Million floating point operations per second  shortened to MFLOP as an acronym  is a computer science measurement that describes supercomputer processing speeds. The measurement normalizes the time it takes for a computer to execute an instruction. Computer instruction time can vary between 29 and 600 computer cycles. The MFLOP measure serves as a good approximation of the speed of a supercomputer as long as you use common baselines when comparing the speeds of two competing supercomputers.

Normalize the number of computer cycles assumed to execute per computer instruction. To demonstrate in a general formula, this value is represented by Y cycles / instruction.

Obtain the microprocessor cycles per second execution speed from the documentation provided with your processor, or from benchmarking programs. For the Macintosh IIx processor, the speed is 15.6672 m cycles/sec.

Obtain the speed of processor in MFLOPS by inverting the cycles per computer instruction value and multiplying by the number of cycles per second of the processor:
1 instruction / Y cycles * 15.6772m cycles / second.

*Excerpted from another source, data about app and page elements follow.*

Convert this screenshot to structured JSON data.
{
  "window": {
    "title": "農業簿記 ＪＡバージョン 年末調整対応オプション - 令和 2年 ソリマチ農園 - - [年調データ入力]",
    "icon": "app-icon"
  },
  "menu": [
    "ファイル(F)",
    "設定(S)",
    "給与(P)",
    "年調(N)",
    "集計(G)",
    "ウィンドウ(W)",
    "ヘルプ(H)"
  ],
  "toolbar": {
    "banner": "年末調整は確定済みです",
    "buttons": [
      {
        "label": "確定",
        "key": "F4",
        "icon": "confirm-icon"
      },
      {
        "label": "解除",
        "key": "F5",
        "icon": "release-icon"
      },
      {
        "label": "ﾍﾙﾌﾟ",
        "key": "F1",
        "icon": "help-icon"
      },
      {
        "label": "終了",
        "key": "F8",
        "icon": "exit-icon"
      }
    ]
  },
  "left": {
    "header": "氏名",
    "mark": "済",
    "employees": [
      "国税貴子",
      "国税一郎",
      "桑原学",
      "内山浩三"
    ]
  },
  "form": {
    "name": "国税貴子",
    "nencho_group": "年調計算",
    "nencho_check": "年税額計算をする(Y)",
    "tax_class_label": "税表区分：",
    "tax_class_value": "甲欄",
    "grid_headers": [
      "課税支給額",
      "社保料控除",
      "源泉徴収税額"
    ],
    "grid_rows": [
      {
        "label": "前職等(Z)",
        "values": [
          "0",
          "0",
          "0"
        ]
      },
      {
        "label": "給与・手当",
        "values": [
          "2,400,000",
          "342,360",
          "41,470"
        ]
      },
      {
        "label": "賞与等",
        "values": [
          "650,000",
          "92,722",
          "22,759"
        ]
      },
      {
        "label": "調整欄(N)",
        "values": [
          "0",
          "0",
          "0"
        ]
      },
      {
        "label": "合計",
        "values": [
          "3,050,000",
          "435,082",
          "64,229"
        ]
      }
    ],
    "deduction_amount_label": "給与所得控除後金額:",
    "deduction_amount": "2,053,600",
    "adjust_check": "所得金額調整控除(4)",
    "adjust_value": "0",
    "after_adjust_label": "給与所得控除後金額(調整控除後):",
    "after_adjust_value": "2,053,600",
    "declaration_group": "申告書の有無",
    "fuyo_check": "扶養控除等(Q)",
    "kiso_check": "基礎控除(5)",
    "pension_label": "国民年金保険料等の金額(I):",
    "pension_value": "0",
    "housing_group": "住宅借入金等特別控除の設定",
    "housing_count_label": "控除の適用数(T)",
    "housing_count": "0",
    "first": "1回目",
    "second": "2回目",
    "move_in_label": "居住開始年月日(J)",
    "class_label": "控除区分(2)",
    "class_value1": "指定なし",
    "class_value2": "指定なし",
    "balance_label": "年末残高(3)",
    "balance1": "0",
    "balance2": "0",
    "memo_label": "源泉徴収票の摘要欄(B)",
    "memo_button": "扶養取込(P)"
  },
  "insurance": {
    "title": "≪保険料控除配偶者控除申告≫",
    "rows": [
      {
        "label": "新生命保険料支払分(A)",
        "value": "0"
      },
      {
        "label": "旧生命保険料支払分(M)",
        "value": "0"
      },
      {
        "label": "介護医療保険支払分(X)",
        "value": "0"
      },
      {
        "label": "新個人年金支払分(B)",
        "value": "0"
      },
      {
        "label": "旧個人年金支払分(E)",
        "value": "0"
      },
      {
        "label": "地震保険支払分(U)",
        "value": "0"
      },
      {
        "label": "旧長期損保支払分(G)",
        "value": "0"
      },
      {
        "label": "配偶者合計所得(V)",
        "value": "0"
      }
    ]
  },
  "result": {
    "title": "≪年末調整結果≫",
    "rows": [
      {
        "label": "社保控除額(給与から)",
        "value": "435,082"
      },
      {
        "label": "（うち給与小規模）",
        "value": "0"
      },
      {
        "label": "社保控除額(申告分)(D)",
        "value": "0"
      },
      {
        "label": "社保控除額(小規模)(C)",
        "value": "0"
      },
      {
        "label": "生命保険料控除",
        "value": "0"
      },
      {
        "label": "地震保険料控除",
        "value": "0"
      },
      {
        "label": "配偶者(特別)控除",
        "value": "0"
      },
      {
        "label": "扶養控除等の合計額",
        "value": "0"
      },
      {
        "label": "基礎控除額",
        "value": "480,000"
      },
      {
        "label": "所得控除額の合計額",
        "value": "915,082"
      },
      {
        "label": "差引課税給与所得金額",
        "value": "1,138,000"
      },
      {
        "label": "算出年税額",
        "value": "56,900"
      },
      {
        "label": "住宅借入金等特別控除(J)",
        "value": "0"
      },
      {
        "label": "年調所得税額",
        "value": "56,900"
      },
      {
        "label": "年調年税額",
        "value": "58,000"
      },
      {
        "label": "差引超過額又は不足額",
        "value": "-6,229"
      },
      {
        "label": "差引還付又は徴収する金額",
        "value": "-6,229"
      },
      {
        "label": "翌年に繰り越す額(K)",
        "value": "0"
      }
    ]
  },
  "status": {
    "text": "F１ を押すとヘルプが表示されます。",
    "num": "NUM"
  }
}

Compare the result to other computers conducting simular benchmark testing. In this example, the processor speed is 15.6772 MFLOPS.